Mallory Benedict/PBS NewsHour



Romney’s Proposed Foreign Policy: Tarzan, Lord of the Jungle

“I believe that if America does not lead, others will—others who do not share our interests and our values—and the world will grow darker, for our friends and for us. America’s security and the cause of freedom cannot afford four more years like the last four years.” – Mitt Romney

Stuck in a Cold War, Ozzie and Harriet time warp, Mitt Romney is living in a black and white dream world where America’s foes are easily identifiable and manageable, military solutions are preferred and effective, and America simply cracks a whip and everyone else snaps to attention. This was in clear evidence at yesterday’s VMI speech, in which Romney characterized America as a weak and feckless power under President Obama, and where every enduring high profile conflict in the world has a simple solution and would simply disappear as he waves a magic wand as president.

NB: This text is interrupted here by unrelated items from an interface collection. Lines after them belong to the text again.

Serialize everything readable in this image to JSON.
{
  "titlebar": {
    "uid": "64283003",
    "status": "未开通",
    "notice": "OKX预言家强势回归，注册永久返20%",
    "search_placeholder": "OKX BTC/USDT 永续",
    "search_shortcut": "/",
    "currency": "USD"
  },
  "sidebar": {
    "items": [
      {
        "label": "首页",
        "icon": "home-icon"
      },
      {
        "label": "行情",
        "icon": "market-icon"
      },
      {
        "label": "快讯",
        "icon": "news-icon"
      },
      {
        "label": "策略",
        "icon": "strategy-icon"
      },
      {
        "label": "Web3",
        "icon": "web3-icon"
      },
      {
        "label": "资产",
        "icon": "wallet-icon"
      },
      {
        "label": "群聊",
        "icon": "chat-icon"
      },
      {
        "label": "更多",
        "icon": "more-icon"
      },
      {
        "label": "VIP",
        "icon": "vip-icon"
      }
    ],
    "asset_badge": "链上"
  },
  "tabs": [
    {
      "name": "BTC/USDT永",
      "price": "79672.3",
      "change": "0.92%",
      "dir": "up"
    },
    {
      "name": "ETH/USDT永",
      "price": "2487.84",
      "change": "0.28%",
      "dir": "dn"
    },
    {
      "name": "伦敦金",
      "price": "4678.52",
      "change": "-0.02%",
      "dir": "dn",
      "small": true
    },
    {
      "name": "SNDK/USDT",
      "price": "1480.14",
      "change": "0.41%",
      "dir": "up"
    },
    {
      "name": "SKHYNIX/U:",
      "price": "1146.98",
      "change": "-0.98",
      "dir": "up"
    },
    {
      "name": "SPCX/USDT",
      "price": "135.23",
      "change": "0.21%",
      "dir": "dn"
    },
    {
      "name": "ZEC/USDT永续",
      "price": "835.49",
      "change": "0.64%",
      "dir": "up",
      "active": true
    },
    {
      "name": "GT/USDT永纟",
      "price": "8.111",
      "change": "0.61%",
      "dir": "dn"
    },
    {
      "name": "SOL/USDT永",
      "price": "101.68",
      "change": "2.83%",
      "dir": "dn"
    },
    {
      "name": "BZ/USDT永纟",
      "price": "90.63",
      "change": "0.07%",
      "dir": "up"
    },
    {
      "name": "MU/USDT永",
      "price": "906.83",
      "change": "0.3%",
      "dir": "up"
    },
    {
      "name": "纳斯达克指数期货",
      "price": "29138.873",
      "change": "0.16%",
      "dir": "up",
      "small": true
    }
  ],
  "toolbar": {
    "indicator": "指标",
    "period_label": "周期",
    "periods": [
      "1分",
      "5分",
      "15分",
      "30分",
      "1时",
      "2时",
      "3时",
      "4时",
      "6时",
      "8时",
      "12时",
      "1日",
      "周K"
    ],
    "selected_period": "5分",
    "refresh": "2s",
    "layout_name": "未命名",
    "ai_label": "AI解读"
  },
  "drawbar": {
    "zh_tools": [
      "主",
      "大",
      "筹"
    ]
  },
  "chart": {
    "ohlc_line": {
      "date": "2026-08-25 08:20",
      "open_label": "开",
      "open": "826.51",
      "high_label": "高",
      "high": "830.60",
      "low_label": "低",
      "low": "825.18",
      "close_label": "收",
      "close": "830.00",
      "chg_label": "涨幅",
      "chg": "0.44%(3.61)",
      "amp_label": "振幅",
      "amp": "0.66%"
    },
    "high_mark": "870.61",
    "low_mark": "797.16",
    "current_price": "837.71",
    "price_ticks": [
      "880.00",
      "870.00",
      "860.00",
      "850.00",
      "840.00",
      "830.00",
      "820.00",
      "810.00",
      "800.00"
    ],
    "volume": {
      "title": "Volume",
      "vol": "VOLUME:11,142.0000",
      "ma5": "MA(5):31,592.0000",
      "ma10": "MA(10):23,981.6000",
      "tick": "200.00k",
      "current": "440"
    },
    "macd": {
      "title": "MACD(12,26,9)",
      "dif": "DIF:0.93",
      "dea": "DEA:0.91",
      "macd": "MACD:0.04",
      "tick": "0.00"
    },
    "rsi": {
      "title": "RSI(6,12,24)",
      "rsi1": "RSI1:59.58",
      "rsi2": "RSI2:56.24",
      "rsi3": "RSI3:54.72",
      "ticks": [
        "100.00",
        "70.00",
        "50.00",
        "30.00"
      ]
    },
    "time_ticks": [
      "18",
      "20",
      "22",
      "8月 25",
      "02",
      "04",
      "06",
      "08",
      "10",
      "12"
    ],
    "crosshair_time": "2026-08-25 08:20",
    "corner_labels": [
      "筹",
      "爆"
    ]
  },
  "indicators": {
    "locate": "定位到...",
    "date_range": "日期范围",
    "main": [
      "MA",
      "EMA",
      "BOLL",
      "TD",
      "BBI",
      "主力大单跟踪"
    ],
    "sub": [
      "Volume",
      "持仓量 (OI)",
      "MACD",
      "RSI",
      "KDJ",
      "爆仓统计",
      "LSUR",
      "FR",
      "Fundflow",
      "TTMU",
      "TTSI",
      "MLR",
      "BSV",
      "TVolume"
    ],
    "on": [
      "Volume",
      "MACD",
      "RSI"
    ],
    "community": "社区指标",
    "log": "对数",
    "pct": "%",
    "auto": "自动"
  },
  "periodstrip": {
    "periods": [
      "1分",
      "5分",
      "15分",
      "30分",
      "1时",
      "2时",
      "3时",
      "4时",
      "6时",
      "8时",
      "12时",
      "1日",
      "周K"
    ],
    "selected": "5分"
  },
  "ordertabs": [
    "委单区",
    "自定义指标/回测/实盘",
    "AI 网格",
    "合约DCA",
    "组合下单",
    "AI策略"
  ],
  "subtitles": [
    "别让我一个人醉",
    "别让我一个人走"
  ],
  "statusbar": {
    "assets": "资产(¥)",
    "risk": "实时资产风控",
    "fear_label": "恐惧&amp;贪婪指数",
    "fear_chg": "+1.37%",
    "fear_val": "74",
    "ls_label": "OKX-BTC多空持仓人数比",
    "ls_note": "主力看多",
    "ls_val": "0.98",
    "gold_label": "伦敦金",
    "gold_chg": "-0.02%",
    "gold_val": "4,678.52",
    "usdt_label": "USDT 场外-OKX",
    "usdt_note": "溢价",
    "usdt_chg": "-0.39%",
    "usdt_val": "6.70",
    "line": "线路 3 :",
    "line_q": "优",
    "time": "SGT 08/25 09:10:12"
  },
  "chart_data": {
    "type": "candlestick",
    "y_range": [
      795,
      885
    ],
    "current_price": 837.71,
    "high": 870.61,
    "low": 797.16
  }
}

The VMI speech was a chest-beating exercise, designed to establish some foreign policy credentials (since he has none), convince any undecided voters who might be listening that Romney is a patriot who is aware that America has enemies throughout the world, and demonstrate that he will stand up to them in a George W. Bush way. We saw how well that worked in Iraq; Romney proposes to do much the same thing in Syria.

Among the highlights of his speech were his proposal to arm the Syrian opposition with heavy weapons, suggesting that the Obama administration has been “sitting on the sidelines” for too long, not taking decisive action.

Doing so would be a mistake for several reasons, however, and his failure to focus on the risks involved in escalating American involvement in the conflict is evidence of Romney’s apparent inability to grasp the larger consequences at issue, as well as the likelihood of mission failure.

It seems clear that Mr. Romney’s foreign policy advisors do not grasp just what is at stake in Syria or have an appreciation for the limitations of American military power in this multi-polar world. Perhaps they are themselves stuck in a neo-con time warp.

Thrusting the US into the Syrian conflict militarily is designed to fail because: We do not know who the Syrian opposition really is, but we do know it contains radical elements and members of Al Qaeda, and arming the opposition would by definition also be arming them. Doing so would dramatically escalate the conflict and turn it into the regional conflict so many fear, as Turkey, Iran, Iraq, and Saudi Arabia would also participate – either with money, men, or materiel. The outcome is far from certain, but the likelihood that a radical government would take over is high, and perhaps be allied with Iran. The U.S. populace have no desire to become embroiled in yet another conflict in the Middle East. There is unlikely to be an effective exit strategy.

So, in a Romney world, there is to be little limitation to the use of military power – either in application or in terms of the money needed to do so. By proposing to increase military spending by $2 trillion, he is in essence saying military muscle flexing will be the new American credo – whether in Syria or Iran. The same is true with respect to ‘diplomacy’: ‘Breast beating’ is also proving to be his credo – as he has demonstrated by taunting China and Russia with his words. Perhaps Mr. Romney should change his name to “Tarzan: Lord of the Jungle,” for that appears to be what he wishes to become.

This is unlikely to be an effective approach, for several reasons. First, the only country that still seems to think the American adventure in Iraq was successful is America. Second, an open hand is much more effective than a clenched fist – in almost every instance. Third, the Middle East and North Africa have already largely rejected the idea that dollars will buy influence (and in any event, Mr. Romney has already said that under his administration, countries will have to earn the right to foreign aid from America). Fourth, even Dubya had to work within the confines of the international legal system. Mr. Romney will be able to do little outside those confines – so while it all sounds good (to some) on paper, applying this new world of Tarzan will prove to be difficult for Mr. Romney.

In the end, Mr. Romney is unlikely to achieve much more, much differently than President Obama, and much of what he said in his speech is in reality more or less what Obama has already done or is currently doing. Whether “vigorously pursuing the terrorists who attacked the U.S. consulate in Benghazi” or “urging the new government in Egypt to represent all Egyptians” or “pursuing a successful transition to Afghan security forces in 2014” – expect more of the same in many areas if Mr. Romney were to become president.

The speech serves only to demonstrate that Mr. Romney is the ultimate political chameleon, who has attempted to pivot to what he considers to be the political center in the last month of the presidential election. It remains to be seen whether a President Romney will do even half the things he says he will do – in part because his position is likely to change if he were to get into office (being such a chameleon), and because he will find that domestic and international political forces will display their own influence in his decision making process. Don’t be surprised if forces outside his control force him to remain in the political middle.